No doubt, genuine low-quality provision will be pinpointed by the regulations but quantitative data cannot capture the differing challenges faced by higher education institutions and their students. This point was helpfully illustrated by the Daily Mail, which has provided a list of the 10 universities they describe as being ‘in the firing line’. Their list includes Birkbeck, which specialises in part-time evening courses, and nine institutions that have high proportions of students from low participation groups and neighbourhoods. Clearly, the challenges of these institutions are very different to those of Russell Group universities specialising in three- and four-year full-time degrees.
More specifically, the regulations may prove counterproductive to the Government’s key objectives, such as improving technical education through the roll-out of T levels at Key Stage 5. The Government has already been forced to back down from its plans to abolish BTECs by 2024, to clear the way for T levels. As I outlined in my 2017 report for HEPI, students who progress to HE with BTECs are more likely to come from disadvantaged backgrounds. In fact, nearly all the increases in students from the lowest participation neighbourhoods since 2008 can be accounted for by the increase in the number of students holding BTECs either exclusively, or in combination with, A-Levels. But as a recent report by the Nuffield Foundation confirms, BTEC students are twice as likely to drop out in their first year at HE than A level students. Given the dropout rate of students from vocational backgrounds, it is hardly surprising that HE institutions are reportedly wary of accepting students who have studied the new and untested T levels.

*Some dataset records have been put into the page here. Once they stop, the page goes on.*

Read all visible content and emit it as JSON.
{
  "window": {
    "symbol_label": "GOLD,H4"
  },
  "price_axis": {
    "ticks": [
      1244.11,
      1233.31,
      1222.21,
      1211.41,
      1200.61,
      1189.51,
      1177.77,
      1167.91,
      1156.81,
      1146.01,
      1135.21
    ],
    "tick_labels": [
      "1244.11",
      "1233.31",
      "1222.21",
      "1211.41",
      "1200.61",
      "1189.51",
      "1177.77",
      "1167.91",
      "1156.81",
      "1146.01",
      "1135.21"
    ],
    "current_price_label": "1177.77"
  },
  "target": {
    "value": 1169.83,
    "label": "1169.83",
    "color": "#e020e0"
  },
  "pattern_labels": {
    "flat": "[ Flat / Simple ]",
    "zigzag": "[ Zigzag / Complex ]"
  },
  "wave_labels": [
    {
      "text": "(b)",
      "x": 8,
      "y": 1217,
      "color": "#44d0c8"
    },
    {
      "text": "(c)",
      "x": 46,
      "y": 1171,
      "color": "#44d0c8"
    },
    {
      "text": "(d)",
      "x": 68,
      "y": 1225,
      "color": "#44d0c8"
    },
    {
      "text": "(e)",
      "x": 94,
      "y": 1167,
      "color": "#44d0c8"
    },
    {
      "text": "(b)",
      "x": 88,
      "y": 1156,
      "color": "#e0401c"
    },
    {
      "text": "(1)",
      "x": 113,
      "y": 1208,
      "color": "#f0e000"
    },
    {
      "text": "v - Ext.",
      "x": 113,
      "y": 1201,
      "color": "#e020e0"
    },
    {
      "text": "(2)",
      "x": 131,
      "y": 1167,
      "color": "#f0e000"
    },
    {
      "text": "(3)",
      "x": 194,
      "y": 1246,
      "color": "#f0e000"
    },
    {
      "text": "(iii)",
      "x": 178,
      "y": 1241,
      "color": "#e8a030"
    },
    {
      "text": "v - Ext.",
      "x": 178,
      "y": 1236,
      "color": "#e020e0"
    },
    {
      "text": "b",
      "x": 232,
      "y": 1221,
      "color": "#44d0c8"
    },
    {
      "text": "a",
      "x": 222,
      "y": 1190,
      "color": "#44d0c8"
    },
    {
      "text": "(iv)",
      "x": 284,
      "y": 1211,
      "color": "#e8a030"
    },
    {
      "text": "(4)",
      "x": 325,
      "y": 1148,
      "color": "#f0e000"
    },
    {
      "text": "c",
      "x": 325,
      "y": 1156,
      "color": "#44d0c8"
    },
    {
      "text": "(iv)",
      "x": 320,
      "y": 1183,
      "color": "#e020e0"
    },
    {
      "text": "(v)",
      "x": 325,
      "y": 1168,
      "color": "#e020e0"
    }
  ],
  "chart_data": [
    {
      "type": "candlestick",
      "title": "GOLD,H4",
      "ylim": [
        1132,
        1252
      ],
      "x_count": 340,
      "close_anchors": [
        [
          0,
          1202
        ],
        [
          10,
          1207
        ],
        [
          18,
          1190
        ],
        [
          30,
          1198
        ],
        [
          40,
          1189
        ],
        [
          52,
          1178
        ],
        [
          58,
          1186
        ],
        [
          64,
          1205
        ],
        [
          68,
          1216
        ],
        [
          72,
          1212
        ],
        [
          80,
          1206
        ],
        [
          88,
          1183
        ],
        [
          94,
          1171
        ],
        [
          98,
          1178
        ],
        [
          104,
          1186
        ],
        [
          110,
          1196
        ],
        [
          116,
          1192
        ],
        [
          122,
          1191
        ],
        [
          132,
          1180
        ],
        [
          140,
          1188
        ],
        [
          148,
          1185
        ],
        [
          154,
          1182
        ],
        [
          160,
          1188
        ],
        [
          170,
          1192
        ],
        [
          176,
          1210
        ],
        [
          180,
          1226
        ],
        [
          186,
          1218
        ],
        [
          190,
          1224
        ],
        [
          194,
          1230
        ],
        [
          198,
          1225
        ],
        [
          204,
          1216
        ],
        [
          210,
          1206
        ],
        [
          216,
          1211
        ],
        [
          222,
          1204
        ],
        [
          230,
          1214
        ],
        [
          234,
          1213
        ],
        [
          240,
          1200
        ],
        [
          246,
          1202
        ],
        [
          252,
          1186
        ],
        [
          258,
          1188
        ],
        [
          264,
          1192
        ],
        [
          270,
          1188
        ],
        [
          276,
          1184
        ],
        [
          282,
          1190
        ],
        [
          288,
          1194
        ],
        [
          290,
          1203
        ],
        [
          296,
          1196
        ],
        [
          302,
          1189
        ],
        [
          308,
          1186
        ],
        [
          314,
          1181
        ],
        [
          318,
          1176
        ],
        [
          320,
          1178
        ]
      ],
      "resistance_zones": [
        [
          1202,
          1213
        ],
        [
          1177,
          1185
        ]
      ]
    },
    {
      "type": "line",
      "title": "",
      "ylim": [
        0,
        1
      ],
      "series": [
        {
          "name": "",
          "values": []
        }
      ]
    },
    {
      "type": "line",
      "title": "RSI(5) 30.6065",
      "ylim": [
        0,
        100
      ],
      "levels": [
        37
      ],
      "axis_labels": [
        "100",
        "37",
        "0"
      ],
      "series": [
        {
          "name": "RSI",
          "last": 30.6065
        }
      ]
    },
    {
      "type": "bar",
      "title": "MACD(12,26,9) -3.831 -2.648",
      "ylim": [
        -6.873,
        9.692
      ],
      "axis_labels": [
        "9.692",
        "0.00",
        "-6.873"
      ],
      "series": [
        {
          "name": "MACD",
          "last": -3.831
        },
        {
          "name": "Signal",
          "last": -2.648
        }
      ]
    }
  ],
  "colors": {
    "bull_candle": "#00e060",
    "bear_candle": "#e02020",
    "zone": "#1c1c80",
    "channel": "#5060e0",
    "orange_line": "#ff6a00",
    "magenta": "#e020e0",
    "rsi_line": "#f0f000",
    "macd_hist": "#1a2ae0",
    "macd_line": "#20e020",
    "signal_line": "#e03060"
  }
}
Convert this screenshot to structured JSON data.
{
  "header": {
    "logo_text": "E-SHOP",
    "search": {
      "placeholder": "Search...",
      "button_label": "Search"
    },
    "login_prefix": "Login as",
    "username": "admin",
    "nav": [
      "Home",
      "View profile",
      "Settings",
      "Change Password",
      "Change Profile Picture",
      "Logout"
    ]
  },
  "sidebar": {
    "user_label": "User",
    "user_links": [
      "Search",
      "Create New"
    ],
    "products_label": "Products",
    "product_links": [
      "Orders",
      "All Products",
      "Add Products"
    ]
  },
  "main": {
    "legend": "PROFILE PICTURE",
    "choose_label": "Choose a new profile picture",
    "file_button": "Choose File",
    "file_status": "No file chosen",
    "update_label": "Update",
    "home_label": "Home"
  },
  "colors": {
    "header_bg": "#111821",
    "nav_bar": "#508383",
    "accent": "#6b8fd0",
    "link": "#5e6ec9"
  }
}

Creative industries have been identified by the Government’s Build Back Better Plan for Growth as a key sector to build sustainable long-term growth. Yet many creative HE courses are being deprioritised by the Department for Education, and this threatens the future talent pipeline. For example, the funding received by HE courses in art, design and communication, to support high costs of delivery, was cut by 50% earlier this year with the clear expectation that further cuts were to follow. The Longitudinal Educational Outcomes (LEO) and Graduate Outcomes (GO) survey data used to inform policy are flawed and do not sufficiently capture how degree courses translate to income and employment. The LEO data is constrained to employment over four to six months, which excludes fluctuating workers, common in creative roles. The data does not distinguish between full-, part-time and flexible employment, which means those working flexibly are perceived as earning less. The GO survey is conducted 15 months after a student first gains their qualification and therefore does not account for the lengthier progression pathways and longer salary trajectories common in the creative sector.
A broader look at creative graduate destination data shows good outcomes. Employment prospects are high, with 89% of creative graduates employed three-and-a-half years after graduating (compared with 87% for non-creative graduates.) There are high levels of matching between graduates of creative courses and creative jobs; for example, 82% of graduates in design subjects work in related industries. Overall, 73% of creative graduates took their job because it was the type of role they wanted to do, compared to only 66% of non-creative graduates.
To ensure good quality in practice, the data used by the OfS must reflect a broader view of outcomes; otherwise, there is a real danger of courses with good outcomes being defunded. This would particularly affect universities that play a key role in widening participation and feeding regional creative hubs, thus potentially undermining the Government growth strategy and efforts to level up the economy.
I have addressed at some length the issues and impacts of collecting and evaluating graduate outcomes in the last chapter of my book: see Kumar, A. (2008, 2022) ‘Personal, Social, Academic and Career Development in Higher Education — SOARing to Success ‘ Routledge Taylor and Francis, London & New York. I have analysed and synthesised my take on this, especially in the second edition. It chimes with this article by Scott Kelly.